REQUIRED WORK — Faithfully repeat all of the records, as they are written below.

=== DATA FOR ANALYSIS ===

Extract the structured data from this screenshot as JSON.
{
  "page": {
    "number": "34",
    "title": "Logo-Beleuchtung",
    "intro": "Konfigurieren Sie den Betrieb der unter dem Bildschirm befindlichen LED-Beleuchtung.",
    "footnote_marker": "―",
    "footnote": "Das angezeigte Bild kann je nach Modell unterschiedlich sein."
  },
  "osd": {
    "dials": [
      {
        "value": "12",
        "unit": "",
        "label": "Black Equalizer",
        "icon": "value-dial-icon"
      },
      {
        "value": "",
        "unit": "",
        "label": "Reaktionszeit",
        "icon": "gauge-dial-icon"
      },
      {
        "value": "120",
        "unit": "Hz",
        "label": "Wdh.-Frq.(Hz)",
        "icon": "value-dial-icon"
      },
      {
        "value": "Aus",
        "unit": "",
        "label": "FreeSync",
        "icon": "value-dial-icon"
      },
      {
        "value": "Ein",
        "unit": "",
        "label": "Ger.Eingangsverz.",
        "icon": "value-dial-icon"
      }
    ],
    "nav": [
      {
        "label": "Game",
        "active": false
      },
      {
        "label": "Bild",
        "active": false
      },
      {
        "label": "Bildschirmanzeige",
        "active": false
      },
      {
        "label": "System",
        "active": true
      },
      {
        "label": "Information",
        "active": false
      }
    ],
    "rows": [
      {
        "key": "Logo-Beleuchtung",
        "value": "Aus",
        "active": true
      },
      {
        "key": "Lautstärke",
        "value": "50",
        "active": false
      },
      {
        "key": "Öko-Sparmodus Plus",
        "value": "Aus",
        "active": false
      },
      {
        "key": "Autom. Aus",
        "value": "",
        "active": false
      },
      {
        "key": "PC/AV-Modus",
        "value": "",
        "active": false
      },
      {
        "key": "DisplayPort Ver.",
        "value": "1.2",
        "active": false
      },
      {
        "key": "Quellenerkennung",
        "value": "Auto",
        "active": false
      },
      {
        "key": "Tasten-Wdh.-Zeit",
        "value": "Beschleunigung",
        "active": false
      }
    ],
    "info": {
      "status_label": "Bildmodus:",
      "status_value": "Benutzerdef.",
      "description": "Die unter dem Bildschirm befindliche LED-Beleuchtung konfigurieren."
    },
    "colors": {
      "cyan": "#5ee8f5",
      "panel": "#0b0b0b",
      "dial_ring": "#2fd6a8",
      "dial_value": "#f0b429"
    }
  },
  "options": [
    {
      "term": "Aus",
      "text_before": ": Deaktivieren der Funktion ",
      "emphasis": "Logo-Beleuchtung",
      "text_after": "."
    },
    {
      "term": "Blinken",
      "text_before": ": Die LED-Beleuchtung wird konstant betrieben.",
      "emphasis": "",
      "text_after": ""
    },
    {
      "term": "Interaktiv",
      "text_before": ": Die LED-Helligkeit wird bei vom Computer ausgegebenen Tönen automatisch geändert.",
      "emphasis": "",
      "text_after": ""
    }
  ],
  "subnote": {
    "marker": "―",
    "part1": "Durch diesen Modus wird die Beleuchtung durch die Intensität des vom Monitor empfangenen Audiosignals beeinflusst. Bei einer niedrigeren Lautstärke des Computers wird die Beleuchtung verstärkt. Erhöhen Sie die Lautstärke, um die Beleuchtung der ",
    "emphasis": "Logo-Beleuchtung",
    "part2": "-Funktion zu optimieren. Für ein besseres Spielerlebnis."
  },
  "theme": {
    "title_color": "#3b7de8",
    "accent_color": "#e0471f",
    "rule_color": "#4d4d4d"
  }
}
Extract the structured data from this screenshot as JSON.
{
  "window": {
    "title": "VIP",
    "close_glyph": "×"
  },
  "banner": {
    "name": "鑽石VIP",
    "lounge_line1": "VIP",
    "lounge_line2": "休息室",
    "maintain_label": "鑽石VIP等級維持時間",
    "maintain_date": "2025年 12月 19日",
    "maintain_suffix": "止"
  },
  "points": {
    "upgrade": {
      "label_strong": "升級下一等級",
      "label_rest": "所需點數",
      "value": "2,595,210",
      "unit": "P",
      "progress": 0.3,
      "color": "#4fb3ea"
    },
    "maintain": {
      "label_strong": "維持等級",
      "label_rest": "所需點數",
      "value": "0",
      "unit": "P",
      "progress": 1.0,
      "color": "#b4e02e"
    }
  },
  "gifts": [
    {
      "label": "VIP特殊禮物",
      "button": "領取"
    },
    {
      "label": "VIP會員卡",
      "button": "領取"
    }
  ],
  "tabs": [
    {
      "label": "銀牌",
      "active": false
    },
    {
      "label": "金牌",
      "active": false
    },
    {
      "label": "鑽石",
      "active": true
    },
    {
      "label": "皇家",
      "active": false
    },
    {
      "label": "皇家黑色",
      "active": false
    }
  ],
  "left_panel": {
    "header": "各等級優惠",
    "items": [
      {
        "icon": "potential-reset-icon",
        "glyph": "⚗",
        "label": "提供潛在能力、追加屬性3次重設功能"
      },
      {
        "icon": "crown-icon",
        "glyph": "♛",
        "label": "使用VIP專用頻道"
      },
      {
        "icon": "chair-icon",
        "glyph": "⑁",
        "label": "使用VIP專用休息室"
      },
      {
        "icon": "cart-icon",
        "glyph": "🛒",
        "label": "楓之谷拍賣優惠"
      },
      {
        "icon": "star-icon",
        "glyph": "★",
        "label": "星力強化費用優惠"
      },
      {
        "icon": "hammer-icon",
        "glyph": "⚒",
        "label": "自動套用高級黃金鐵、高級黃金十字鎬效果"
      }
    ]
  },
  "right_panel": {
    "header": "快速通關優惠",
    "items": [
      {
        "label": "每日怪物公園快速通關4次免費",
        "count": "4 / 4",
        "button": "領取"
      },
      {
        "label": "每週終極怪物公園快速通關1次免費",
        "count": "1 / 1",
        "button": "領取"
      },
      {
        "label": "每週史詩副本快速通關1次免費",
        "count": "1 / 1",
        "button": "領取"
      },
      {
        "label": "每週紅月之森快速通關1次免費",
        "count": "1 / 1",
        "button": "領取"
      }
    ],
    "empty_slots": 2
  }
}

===

TASK OUTPUT —
Extract the structured data from this screenshot as JSON.
{
  "page": {
    "number": "34",
    "title": "Logo-Beleuchtung",
    "intro": "Konfigurieren Sie den Betrieb der unter dem Bildschirm befindlichen LED-Beleuchtung.",
    "footnote_marker": "―",
    "footnote": "Das angezeigte Bild kann je nach Modell unterschiedlich sein."
  },
  "osd": {
    "dials": [
      {
        "value": "12",
        "unit": "",
        "label": "Black Equalizer",
        "icon": "value-dial-icon"
      },
      {
        "value": "",
        "unit": "",
        "label": "Reaktionszeit",
        "icon": "gauge-dial-icon"
      },
      {
        "value": "120",
        "unit": "Hz",
        "label": "Wdh.-Frq.(Hz)",
        "icon": "value-dial-icon"
      },
      {
        "value": "Aus",
        "unit": "",
        "label": "FreeSync",
        "icon": "value-dial-icon"
      },
      {
        "value": "Ein",
        "unit": "",
        "label": "Ger.Eingangsverz.",
        "icon": "value-dial-icon"
      }
    ],
    "nav": [
      {
        "label": "Game",
        "active": false
      },
      {
        "label": "Bild",
        "active": false
      },
      {
        "label": "Bildschirmanzeige",
        "active": false
      },
      {
        "label": "System",
        "active": true
      },
      {
        "label": "Information",
        "active": false
      }
    ],
    "rows": [
      {
        "key": "Logo-Beleuchtung",
        "value": "Aus",
        "active": true
      },
      {
        "key": "Lautstärke",
        "value": "50",
        "active": false
      },
      {
        "key": "Öko-Sparmodus Plus",
        "value": "Aus",
        "active": false
      },
      {
        "key": "Autom. Aus",
        "value": "",
        "active": false
      },
      {
        "key": "PC/AV-Modus",
        "value": "",
        "active": false
      },
      {
        "key": "DisplayPort Ver.",
        "value": "1.2",
        "active": false
      },
      {
        "key": "Quellenerkennung",
        "value": "Auto",
        "active": false
      },
      {
        "key": "Tasten-Wdh.-Zeit",
        "value": "Beschleunigung",
        "active": false
      }
    ],
    "info": {
      "status_label": "Bildmodus:",
      "status_value": "Benutzerdef.",
      "description": "Die unter dem Bildschirm befindliche LED-Beleuchtung konfigurieren."
    },
    "colors": {
      "cyan": "#5ee8f5",
      "panel": "#0b0b0b",
      "dial_ring": "#2fd6a8",
      "dial_value": "#f0b429"
    }
  },
  "options": [
    {
      "term": "Aus",
      "text_before": ": Deaktivieren der Funktion ",
      "emphasis": "Logo-Beleuchtung",
      "text_after": "."
    },
    {
      "term": "Blinken",
      "text_before": ": Die LED-Beleuchtung wird konstant betrieben.",
      "emphasis": "",
      "text_after": ""
    },
    {
      "term": "Interaktiv",
      "text_before": ": Die LED-Helligkeit wird bei vom Computer ausgegebenen Tönen automatisch geändert.",
      "emphasis": "",
      "text_after": ""
    }
  ],
  "subnote": {
    "marker": "―",
    "part1": "Durch diesen Modus wird die Beleuchtung durch die Intensität des vom Monitor empfangenen Audiosignals beeinflusst. Bei einer niedrigeren Lautstärke des Computers wird die Beleuchtung verstärkt. Erhöhen Sie die Lautstärke, um die Beleuchtung der ",
    "emphasis": "Logo-Beleuchtung",
    "part2": "-Funktion zu optimieren. Für ein besseres Spielerlebnis."
  },
  "theme": {
    "title_color": "#3b7de8",
    "accent_color": "#e0471f",
    "rule_color": "#4d4d4d"
  }
}
Extract the structured data from this screenshot as JSON.
{
  "window": {
    "title": "VIP",
    "close_glyph": "×"
  },
  "banner": {
    "name": "鑽石VIP",
    "lounge_line1": "VIP",
    "lounge_line2": "休息室",
    "maintain_label": "鑽石VIP等級維持時間",
    "maintain_date": "2025年 12月 19日",
    "maintain_suffix": "止"
  },
  "points": {
    "upgrade": {
      "label_strong": "升級下一等級",
      "label_rest": "所需點數",
      "value": "2,595,210",
      "unit": "P",
      "progress": 0.3,
      "color": "#4fb3ea"
    },
    "maintain": {
      "label_strong": "維持等級",
      "label_rest": "所需點數",
      "value": "0",
      "unit": "P",
      "progress": 1.0,
      "color": "#b4e02e"
    }
  },
  "gifts": [
    {
      "label": "VIP特殊禮物",
      "button": "領取"
    },
    {
      "label": "VIP會員卡",
      "button": "領取"
    }
  ],
  "tabs": [
    {
      "label": "銀牌",
      "active": false
    },
    {
      "label": "金牌",
      "active": false
    },
    {
      "label": "鑽石",
      "active": true
    },
    {
      "label": "皇家",
      "active": false
    },
    {
      "label": "皇家黑色",
      "active": false
    }
  ],
  "left_panel": {
    "header": "各等級優惠",
    "items": [
      {
        "icon": "potential-reset-icon",
        "glyph": "⚗",
        "label": "提供潛在能力、追加屬性3次重設功能"
      },
      {
        "icon": "crown-icon",
        "glyph": "♛",
        "label": "使用VIP專用頻道"
      },
      {
        "icon": "chair-icon",
        "glyph": "⑁",
        "label": "使用VIP專用休息室"
      },
      {
        "icon": "cart-icon",
        "glyph": "🛒",
        "label": "楓之谷拍賣優惠"
      },
      {
        "icon": "star-icon",
        "glyph": "★",
        "label": "星力強化費用優惠"
      },
      {
        "icon": "hammer-icon",
        "glyph": "⚒",
        "label": "自動套用高級黃金鐵、高級黃金十字鎬效果"
      }
    ]
  },
  "right_panel": {
    "header": "快速通關優惠",
    "items": [
      {
        "label": "每日怪物公園快速通關4次免費",
        "count": "4 / 4",
        "button": "領取"
      },
      {
        "label": "每週終極怪物公園快速通關1次免費",
        "count": "1 / 1",
        "button": "領取"
      },
      {
        "label": "每週史詩副本快速通關1次免費",
        "count": "1 / 1",
        "button": "領取"
      },
      {
        "label": "每週紅月之森快速通關1次免費",
        "count": "1 / 1",
        "button": "領取"
      }
    ],
    "empty_slots": 2
  }
}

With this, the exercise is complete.